• **RECORD EXCERPTS**:
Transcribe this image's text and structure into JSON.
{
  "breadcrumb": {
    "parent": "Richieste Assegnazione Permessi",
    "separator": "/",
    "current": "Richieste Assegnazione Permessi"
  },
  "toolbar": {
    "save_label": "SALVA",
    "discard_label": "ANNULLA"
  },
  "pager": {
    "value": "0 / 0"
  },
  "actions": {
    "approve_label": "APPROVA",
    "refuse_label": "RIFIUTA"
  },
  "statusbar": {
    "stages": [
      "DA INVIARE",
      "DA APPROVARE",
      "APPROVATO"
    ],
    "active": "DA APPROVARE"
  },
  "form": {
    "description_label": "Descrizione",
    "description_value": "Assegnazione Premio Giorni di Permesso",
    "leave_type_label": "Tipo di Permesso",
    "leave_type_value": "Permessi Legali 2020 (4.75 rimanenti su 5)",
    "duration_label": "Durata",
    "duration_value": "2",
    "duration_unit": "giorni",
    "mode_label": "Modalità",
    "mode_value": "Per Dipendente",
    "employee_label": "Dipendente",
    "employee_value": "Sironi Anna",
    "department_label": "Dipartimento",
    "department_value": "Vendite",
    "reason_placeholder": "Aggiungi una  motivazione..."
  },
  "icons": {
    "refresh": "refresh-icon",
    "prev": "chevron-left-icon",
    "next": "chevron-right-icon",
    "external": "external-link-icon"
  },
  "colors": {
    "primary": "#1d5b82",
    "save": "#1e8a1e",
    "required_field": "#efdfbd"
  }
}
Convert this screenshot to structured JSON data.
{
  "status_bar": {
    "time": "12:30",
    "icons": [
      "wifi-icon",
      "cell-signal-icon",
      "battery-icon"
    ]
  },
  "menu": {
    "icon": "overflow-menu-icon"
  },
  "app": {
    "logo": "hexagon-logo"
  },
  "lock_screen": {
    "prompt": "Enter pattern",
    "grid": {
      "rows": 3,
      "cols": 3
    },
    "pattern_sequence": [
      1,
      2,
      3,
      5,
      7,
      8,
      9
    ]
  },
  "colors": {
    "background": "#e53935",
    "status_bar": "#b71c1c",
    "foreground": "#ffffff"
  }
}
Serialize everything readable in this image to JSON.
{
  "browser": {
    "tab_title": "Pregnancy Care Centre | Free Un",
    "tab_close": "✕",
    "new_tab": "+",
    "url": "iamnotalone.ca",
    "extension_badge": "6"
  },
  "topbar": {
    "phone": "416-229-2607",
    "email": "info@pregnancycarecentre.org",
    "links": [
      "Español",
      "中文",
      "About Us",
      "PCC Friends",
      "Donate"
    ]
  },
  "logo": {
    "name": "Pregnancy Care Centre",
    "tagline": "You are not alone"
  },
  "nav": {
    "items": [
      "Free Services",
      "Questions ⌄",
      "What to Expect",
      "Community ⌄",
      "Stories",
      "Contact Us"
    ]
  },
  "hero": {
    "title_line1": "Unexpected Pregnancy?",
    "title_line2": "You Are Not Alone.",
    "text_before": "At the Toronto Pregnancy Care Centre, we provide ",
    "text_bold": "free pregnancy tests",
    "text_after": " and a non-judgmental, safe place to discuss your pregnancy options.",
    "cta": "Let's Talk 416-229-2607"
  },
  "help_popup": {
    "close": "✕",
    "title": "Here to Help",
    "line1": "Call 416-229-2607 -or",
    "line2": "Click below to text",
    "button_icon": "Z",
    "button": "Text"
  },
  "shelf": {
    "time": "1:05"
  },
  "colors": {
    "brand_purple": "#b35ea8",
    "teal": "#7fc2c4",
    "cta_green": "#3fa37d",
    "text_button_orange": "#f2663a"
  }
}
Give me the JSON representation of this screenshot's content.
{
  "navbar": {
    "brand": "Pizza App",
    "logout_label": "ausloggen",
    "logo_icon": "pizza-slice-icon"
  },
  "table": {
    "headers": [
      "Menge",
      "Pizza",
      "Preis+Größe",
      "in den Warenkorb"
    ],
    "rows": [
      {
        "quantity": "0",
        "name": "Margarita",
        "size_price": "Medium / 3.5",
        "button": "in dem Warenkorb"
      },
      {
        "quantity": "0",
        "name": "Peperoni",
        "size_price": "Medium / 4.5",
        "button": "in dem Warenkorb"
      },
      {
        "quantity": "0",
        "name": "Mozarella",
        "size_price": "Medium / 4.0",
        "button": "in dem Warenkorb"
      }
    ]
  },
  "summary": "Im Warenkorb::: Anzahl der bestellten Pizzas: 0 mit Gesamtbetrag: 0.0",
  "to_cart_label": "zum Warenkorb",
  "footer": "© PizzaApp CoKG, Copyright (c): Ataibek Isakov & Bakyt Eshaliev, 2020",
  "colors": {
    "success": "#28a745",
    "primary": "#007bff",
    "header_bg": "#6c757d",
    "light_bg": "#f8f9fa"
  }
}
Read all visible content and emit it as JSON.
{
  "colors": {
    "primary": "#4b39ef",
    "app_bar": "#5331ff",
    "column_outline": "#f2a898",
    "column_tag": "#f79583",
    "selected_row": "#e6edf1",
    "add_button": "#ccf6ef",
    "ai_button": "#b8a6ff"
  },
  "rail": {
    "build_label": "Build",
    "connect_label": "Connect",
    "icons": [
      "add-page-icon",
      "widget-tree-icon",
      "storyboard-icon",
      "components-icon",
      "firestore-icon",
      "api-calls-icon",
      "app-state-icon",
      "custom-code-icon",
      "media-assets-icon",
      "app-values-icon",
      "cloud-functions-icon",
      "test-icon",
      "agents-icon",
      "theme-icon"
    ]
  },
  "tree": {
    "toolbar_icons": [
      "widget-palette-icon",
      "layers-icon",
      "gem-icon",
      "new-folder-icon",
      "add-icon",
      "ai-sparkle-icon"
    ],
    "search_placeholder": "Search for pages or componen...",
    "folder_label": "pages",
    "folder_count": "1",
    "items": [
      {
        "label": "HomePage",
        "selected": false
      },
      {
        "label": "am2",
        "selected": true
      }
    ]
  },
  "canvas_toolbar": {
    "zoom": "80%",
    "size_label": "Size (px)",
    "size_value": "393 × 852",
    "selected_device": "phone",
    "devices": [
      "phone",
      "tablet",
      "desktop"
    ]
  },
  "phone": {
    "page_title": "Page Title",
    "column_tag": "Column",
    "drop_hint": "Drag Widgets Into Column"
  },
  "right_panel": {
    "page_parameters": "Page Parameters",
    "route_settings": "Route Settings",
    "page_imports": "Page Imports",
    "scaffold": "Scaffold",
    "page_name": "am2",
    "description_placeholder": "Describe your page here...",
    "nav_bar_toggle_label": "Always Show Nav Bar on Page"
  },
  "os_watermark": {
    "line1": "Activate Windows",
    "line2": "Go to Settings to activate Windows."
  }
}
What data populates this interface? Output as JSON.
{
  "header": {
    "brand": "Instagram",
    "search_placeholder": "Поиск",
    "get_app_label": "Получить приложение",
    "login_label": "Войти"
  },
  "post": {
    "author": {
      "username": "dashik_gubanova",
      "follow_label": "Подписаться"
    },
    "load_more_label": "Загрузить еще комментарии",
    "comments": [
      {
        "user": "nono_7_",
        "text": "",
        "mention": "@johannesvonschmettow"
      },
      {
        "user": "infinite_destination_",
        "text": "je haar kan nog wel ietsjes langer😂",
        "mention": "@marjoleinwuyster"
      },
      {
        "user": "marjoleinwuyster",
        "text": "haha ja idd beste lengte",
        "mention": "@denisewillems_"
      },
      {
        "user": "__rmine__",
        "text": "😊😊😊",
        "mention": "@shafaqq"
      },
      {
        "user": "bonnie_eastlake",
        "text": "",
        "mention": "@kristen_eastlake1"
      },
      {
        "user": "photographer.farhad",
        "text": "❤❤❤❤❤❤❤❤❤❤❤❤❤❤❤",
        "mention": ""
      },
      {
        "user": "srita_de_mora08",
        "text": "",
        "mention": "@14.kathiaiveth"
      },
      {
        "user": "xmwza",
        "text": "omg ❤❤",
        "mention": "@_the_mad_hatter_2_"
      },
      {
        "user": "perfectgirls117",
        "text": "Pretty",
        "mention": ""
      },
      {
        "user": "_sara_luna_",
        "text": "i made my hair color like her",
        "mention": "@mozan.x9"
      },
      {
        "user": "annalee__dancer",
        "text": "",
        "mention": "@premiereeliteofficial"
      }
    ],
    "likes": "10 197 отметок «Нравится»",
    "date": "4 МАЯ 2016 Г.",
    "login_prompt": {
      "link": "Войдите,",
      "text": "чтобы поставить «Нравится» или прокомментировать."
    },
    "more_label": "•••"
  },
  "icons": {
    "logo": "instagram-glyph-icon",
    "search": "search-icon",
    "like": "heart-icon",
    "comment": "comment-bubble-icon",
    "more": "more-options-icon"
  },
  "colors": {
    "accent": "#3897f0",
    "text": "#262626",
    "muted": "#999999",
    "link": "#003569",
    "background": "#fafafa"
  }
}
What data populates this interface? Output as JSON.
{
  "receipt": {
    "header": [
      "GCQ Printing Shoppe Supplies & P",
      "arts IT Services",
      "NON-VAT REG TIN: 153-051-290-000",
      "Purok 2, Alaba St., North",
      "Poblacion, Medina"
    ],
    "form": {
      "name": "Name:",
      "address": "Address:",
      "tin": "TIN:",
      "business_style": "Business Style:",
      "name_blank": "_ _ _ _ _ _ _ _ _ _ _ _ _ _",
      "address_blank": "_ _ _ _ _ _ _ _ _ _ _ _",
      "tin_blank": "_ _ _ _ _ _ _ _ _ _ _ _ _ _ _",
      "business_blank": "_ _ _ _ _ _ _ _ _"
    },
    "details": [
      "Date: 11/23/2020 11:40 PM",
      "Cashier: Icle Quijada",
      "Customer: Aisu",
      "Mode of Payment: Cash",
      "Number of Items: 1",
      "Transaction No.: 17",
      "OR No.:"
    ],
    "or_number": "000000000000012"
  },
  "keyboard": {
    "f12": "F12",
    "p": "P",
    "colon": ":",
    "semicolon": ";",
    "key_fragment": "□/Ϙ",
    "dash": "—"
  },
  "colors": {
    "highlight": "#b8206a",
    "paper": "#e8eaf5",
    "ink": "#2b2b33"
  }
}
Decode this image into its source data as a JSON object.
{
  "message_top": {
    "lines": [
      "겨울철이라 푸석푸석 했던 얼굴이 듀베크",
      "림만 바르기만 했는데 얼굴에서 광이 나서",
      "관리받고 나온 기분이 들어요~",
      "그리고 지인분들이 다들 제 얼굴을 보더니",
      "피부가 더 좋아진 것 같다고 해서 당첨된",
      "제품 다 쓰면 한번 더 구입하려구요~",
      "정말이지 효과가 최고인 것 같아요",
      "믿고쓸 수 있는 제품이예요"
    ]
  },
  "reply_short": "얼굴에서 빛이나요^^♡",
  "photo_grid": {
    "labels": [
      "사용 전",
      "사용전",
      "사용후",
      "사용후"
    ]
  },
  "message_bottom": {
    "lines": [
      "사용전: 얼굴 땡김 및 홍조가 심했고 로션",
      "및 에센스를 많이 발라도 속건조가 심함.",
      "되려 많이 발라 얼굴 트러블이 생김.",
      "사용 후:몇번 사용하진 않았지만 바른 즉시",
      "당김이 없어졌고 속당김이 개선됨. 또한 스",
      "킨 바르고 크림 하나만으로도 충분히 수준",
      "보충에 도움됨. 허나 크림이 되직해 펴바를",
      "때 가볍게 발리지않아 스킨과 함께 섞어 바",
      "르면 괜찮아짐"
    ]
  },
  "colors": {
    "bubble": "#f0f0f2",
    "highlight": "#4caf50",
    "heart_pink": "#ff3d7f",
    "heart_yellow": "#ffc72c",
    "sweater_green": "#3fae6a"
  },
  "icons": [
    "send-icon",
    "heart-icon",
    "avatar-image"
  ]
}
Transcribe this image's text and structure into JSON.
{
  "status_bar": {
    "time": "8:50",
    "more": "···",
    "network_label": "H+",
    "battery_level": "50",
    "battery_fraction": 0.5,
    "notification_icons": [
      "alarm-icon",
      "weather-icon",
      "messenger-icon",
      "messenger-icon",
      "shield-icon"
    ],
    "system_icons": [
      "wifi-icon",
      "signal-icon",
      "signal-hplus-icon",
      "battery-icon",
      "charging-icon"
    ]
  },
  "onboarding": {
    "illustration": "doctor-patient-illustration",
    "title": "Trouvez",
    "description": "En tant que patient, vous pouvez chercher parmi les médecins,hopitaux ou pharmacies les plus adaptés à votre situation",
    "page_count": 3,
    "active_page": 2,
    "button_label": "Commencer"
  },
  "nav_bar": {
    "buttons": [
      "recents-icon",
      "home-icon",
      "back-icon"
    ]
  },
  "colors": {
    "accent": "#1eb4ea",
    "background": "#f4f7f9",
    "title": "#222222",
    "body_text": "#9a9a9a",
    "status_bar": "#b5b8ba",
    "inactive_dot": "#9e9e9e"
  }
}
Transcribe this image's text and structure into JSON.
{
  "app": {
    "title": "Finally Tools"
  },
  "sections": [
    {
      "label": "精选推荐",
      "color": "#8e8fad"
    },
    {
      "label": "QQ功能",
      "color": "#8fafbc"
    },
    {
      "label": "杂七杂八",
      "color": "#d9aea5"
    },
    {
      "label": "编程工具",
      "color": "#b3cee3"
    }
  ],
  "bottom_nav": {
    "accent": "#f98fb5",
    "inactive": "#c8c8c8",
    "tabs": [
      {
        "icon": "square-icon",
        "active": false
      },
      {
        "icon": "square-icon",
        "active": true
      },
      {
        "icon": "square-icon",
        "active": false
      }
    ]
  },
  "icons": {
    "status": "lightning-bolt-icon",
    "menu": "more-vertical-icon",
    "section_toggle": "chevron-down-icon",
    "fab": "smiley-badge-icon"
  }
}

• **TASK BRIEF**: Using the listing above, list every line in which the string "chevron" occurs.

• **ANSWER FOR THE TASK**:
    "prev": "chevron-left-icon",
    "next": "chevron-right-icon",
    "section_toggle": "chevron-down-icon",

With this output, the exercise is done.